6:45am PST - Big Heat, The (1953) - A police detective whose wife was killed by the mob teams with a scarred gangster's moll to bring down a powerful gangster. Cast: Glenn Ford, Gloria Grahame, Jocelyn Brando, Alexander Scourby Dir: Fritz Lang BW-90 mins, TV-14
There’s nothing quite like a Glenn Ford slow burn. Watching Ford’s nice guy characters take it and take it some more until they give it back with compound interest is one of the delights of Ford’s under-appreciated work. My favorite of these is “The Violent Men
,” a 1955 Western that pits mild-mannered, square-shouldered Ford against land grabbers Edward G. Robinson and Barbara Stanwyck. It's “Death Wish” on a horse.
Today’s pick is another engrossing Ford slow-burner, this one a noir classic directed by The Mighty Fritz Lang and co-starring the delicious Gloria Grahame as a horribly scarred, boozy moll. The film's real delight, however, is Lee Marvin in his breakthrough role as a complicated enforcer dealing with something he didn’t quite expect from Ford’s crusading cop.

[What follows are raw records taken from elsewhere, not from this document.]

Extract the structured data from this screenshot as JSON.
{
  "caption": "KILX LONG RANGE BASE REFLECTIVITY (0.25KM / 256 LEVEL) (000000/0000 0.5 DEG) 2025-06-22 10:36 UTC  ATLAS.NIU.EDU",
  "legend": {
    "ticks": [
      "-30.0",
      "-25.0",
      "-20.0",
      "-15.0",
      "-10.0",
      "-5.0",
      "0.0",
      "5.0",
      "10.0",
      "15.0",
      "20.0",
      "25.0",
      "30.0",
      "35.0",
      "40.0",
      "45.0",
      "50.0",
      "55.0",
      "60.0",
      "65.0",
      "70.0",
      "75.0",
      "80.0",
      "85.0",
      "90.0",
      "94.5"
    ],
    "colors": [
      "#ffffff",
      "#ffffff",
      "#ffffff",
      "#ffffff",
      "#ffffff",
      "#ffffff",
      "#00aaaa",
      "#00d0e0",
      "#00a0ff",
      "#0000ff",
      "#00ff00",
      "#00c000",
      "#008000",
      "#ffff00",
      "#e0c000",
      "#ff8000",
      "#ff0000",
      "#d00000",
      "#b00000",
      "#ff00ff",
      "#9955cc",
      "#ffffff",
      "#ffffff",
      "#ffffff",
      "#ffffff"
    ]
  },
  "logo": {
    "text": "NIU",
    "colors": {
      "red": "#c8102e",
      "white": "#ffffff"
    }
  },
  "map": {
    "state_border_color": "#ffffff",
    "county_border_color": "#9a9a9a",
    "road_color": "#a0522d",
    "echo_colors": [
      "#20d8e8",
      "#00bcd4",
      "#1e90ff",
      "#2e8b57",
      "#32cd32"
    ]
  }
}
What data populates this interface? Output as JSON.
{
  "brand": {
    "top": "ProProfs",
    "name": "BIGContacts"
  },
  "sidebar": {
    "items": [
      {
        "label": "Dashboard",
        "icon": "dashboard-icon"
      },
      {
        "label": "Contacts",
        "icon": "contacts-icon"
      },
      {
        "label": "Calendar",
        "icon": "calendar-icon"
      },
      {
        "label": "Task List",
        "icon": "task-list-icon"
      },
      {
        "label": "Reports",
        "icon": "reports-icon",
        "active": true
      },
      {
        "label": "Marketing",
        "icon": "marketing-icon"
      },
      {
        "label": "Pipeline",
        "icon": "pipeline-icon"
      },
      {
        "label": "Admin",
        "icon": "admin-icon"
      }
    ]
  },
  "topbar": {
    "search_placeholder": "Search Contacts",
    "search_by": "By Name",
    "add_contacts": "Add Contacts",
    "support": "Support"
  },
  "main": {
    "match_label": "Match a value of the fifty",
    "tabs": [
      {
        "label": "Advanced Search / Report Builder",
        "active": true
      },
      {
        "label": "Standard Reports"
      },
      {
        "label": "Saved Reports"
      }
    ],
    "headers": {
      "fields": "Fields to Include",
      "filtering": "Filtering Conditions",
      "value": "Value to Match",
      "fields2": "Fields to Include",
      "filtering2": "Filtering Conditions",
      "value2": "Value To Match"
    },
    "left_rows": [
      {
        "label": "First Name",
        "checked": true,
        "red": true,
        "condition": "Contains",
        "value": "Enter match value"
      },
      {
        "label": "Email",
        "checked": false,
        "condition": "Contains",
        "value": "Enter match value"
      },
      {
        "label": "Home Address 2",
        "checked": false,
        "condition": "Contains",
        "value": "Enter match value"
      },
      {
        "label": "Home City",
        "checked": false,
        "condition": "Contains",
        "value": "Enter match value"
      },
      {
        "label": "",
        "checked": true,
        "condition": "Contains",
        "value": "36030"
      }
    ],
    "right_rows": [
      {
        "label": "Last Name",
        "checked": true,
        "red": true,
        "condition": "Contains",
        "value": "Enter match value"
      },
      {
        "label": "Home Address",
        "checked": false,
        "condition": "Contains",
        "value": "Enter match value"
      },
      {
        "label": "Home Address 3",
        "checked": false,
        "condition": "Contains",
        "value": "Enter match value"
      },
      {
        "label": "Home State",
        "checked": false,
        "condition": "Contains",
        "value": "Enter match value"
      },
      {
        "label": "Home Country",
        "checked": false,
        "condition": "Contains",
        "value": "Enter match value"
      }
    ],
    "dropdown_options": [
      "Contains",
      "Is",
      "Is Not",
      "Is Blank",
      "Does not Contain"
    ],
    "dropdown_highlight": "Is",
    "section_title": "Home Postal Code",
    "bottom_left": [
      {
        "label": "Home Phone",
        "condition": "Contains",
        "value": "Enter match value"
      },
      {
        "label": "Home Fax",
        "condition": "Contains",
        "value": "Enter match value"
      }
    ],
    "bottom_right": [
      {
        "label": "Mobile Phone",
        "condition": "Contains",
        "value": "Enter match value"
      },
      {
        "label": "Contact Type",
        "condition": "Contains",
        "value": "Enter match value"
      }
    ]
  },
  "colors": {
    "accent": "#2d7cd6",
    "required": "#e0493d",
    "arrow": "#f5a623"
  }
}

Look for references to Ford’s “Gilda,” Carolyn Jones in a small roll, a scene that might have influenced a similar one in "The Godfather," hardboiled dialogue, a blistering pace and a revenge theme (Lang's specialty) fully realized to a satisfying and memorable finish.